Scan the records for the word "Minutes". Report each line where it occurs.
::: SUPPLIED RECORDS :::
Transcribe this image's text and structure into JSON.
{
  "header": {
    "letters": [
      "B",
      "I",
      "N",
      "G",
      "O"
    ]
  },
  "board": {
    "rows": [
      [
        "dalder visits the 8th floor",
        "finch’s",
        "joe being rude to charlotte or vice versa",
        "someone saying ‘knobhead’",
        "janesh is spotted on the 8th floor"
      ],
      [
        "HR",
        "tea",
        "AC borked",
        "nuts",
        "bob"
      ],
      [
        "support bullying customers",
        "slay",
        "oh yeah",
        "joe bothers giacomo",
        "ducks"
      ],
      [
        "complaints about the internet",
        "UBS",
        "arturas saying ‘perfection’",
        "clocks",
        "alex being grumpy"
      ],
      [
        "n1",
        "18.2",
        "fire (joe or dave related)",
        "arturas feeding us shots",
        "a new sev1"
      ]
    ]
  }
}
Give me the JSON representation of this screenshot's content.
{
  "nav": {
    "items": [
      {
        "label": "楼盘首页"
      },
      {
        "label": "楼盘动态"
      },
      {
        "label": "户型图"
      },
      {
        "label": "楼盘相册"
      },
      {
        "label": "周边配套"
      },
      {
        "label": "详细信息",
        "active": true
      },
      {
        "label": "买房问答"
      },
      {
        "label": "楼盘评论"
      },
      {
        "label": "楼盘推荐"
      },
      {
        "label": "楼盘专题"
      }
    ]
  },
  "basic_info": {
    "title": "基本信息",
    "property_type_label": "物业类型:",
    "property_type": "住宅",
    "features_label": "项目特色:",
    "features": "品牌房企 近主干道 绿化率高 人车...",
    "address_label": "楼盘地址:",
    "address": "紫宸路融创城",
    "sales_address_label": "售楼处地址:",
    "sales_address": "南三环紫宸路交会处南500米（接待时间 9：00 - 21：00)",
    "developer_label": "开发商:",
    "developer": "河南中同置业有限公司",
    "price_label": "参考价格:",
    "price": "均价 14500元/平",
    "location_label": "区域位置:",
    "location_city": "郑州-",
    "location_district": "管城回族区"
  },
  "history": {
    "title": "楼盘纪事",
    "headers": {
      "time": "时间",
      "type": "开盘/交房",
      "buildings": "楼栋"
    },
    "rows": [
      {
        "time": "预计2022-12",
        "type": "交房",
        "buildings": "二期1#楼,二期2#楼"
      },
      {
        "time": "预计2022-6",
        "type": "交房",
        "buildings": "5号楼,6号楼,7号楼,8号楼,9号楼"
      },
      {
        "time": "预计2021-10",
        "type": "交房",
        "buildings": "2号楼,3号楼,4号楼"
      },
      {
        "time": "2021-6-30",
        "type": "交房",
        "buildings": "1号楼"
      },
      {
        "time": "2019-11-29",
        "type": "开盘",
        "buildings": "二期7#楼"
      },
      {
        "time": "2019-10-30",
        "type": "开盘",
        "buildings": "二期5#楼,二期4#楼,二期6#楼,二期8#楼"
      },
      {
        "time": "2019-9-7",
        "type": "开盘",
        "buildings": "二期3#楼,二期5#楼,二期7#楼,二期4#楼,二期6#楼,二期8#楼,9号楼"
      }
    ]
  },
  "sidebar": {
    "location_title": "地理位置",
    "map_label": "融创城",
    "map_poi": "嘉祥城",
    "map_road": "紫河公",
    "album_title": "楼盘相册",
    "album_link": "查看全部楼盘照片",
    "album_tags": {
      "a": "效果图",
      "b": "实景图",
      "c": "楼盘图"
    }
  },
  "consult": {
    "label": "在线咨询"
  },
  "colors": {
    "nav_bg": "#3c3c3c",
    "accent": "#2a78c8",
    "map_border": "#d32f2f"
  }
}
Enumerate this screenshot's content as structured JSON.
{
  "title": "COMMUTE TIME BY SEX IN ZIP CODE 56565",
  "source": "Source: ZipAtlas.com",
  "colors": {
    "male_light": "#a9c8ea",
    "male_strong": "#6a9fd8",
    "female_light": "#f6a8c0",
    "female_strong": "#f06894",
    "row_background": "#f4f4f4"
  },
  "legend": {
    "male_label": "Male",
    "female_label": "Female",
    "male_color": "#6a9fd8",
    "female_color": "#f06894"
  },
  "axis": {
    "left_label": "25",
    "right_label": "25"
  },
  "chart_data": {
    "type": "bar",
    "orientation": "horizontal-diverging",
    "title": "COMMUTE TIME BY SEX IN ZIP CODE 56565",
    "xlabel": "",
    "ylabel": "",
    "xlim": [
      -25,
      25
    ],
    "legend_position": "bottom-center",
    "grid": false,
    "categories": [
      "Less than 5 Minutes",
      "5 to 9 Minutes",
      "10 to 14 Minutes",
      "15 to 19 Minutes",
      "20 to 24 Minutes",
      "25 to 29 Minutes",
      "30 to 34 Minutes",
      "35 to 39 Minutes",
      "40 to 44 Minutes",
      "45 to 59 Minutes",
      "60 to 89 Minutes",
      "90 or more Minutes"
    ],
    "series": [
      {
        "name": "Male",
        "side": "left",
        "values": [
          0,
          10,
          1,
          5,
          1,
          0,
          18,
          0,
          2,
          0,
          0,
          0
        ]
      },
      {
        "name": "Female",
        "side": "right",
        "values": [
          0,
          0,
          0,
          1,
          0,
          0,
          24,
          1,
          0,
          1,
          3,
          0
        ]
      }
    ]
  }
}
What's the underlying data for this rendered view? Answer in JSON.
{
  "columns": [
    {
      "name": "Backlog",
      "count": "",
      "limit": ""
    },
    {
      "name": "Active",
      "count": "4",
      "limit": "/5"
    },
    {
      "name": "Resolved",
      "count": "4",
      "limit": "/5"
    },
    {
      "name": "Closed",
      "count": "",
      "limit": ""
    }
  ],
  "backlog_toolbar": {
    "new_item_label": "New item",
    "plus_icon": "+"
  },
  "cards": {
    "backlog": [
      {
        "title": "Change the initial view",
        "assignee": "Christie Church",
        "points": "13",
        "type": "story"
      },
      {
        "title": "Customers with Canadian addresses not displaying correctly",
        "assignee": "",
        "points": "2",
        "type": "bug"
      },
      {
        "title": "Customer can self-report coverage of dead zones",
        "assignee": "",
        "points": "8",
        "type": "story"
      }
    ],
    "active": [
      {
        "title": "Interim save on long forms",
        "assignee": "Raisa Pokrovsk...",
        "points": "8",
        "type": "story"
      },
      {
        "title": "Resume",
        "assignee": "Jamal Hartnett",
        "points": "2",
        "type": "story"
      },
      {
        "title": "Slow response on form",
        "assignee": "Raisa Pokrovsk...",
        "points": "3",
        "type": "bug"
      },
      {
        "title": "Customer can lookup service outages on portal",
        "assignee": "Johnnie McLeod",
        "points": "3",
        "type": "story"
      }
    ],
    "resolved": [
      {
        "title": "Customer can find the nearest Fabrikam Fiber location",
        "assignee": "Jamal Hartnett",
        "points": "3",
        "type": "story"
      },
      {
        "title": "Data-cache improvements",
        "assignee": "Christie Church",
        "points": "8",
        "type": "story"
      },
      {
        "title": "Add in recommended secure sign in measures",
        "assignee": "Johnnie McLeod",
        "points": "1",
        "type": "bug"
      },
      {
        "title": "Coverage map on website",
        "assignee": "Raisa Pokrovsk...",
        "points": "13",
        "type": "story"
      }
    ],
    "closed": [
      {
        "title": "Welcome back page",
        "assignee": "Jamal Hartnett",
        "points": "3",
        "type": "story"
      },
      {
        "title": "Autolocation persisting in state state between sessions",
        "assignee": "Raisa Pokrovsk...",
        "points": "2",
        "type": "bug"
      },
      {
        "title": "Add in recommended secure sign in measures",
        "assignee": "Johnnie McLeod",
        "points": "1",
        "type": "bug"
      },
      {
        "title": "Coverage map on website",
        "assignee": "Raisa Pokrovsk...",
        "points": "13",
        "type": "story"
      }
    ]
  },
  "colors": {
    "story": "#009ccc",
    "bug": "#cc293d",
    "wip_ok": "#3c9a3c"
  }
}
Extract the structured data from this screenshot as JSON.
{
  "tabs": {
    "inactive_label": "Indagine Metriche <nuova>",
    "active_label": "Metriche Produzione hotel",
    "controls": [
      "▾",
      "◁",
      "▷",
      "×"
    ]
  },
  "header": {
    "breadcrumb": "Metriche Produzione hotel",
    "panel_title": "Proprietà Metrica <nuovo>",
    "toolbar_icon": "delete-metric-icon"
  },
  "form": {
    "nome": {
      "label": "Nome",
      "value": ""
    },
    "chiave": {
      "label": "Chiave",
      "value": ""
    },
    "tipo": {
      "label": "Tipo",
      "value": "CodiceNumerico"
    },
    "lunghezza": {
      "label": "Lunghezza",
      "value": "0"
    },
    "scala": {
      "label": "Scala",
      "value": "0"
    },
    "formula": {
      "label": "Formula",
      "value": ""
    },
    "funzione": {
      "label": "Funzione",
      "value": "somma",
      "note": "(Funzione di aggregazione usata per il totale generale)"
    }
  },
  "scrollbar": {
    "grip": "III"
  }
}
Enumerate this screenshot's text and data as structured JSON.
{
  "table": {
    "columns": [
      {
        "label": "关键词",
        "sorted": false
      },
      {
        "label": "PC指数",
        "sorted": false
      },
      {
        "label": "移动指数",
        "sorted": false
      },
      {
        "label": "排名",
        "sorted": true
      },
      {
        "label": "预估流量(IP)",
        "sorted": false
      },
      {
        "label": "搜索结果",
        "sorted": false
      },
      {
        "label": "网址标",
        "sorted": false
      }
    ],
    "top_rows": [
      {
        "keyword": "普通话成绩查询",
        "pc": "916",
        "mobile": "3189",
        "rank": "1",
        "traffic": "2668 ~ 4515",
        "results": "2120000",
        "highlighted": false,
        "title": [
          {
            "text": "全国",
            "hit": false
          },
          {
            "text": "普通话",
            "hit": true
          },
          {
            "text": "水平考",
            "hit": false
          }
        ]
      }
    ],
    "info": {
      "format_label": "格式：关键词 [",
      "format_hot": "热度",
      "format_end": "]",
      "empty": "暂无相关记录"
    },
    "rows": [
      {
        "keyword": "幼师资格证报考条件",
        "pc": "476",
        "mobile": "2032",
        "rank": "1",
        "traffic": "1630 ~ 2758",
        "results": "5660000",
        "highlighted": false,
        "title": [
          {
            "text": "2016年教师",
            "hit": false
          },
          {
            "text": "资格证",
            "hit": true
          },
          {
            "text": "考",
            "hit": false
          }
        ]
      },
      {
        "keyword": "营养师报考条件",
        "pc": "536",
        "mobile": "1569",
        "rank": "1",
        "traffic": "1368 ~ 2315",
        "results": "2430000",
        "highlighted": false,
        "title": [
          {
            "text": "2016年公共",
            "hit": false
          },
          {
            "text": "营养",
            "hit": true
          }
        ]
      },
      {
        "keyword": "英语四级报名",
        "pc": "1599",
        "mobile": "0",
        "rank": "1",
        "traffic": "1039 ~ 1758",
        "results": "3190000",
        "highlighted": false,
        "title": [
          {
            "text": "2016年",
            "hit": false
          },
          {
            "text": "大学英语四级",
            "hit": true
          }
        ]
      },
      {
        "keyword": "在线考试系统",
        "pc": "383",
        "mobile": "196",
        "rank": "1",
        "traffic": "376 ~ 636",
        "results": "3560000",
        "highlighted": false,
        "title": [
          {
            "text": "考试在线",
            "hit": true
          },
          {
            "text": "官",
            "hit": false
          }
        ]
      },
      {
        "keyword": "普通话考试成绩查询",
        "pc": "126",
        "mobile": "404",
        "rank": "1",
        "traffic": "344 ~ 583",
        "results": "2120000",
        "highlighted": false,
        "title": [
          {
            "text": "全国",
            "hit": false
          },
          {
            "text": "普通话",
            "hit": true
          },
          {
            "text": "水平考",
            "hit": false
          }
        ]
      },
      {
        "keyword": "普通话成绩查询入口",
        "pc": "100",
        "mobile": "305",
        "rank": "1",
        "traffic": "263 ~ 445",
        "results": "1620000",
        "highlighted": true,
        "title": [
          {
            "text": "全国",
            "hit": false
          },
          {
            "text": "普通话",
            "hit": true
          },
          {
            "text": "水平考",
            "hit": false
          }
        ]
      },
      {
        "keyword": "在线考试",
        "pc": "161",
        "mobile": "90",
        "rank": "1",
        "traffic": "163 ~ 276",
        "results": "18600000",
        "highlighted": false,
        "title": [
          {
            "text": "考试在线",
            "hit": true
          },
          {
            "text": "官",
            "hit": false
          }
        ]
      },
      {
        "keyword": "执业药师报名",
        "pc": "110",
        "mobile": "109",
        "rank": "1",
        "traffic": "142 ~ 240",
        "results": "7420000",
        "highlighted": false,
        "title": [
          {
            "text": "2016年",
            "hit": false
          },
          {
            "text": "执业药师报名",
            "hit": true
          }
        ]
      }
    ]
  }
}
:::
▶ _TASK ANSWER_:
      "Less than 5 Minutes",
      "5 to 9 Minutes",
      "10 to 14 Minutes",
      "15 to 19 Minutes",
      "20 to 24 Minutes",
      "25 to 29 Minutes",
      "30 to 34 Minutes",
      "35 to 39 Minutes",
      "40 to 44 Minutes",
      "45 to 59 Minutes",
      "60 to 89 Minutes",
      "90 or more Minutes"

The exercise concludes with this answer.